Nothing in the data may be altered; the answer is a verbatim copy of it.

*** Material to process Section Begins ***

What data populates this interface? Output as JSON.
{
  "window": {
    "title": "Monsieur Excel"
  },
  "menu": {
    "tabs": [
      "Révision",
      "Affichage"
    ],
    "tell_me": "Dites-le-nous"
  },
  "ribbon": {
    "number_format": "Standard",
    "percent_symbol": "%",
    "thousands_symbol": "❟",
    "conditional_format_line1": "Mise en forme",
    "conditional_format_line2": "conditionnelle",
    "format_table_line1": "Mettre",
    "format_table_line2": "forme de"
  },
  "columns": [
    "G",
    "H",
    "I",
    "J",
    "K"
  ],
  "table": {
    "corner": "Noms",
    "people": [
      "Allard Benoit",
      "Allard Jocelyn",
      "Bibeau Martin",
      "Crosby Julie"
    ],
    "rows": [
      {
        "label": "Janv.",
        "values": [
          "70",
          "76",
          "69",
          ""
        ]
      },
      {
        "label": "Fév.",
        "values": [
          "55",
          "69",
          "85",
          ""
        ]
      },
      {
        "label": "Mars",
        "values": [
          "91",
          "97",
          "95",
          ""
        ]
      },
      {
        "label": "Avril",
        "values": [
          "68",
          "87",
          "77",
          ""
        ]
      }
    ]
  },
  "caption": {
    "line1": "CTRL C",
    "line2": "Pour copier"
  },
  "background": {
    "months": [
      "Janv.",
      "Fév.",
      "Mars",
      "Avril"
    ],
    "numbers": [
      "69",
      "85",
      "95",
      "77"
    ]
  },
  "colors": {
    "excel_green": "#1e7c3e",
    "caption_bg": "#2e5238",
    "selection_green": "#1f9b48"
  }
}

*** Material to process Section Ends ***

§ **Solution below**
What data populates this interface? Output as JSON.
{
  "window": {
    "title": "Monsieur Excel"
  },
  "menu": {
    "tabs": [
      "Révision",
      "Affichage"
    ],
    "tell_me": "Dites-le-nous"
  },
  "ribbon": {
    "number_format": "Standard",
    "percent_symbol": "%",
    "thousands_symbol": "❟",
    "conditional_format_line1": "Mise en forme",
    "conditional_format_line2": "conditionnelle",
    "format_table_line1": "Mettre",
    "format_table_line2": "forme de"
  },
  "columns": [
    "G",
    "H",
    "I",
    "J",
    "K"
  ],
  "table": {
    "corner": "Noms",
    "people": [
      "Allard Benoit",
      "Allard Jocelyn",
      "Bibeau Martin",
      "Crosby Julie"
    ],
    "rows": [
      {
        "label": "Janv.",
        "values": [
          "70",
          "76",
          "69",
          ""
        ]
      },
      {
        "label": "Fév.",
        "values": [
          "55",
          "69",
          "85",
          ""
        ]
      },
      {
        "label": "Mars",
        "values": [
          "91",
          "97",
          "95",
          ""
        ]
      },
      {
        "label": "Avril",
        "values": [
          "68",
          "87",
          "77",
          ""
        ]
      }
    ]
  },
  "caption": {
    "line1": "CTRL C",
    "line2": "Pour copier"
  },
  "background": {
    "months": [
      "Janv.",
      "Fév.",
      "Mars",
      "Avril"
    ],
    "numbers": [
      "69",
      "85",
      "95",
      "77"
    ]
  },
  "colors": {
    "excel_green": "#1e7c3e",
    "caption_bg": "#2e5238",
    "selection_green": "#1f9b48"
  }
}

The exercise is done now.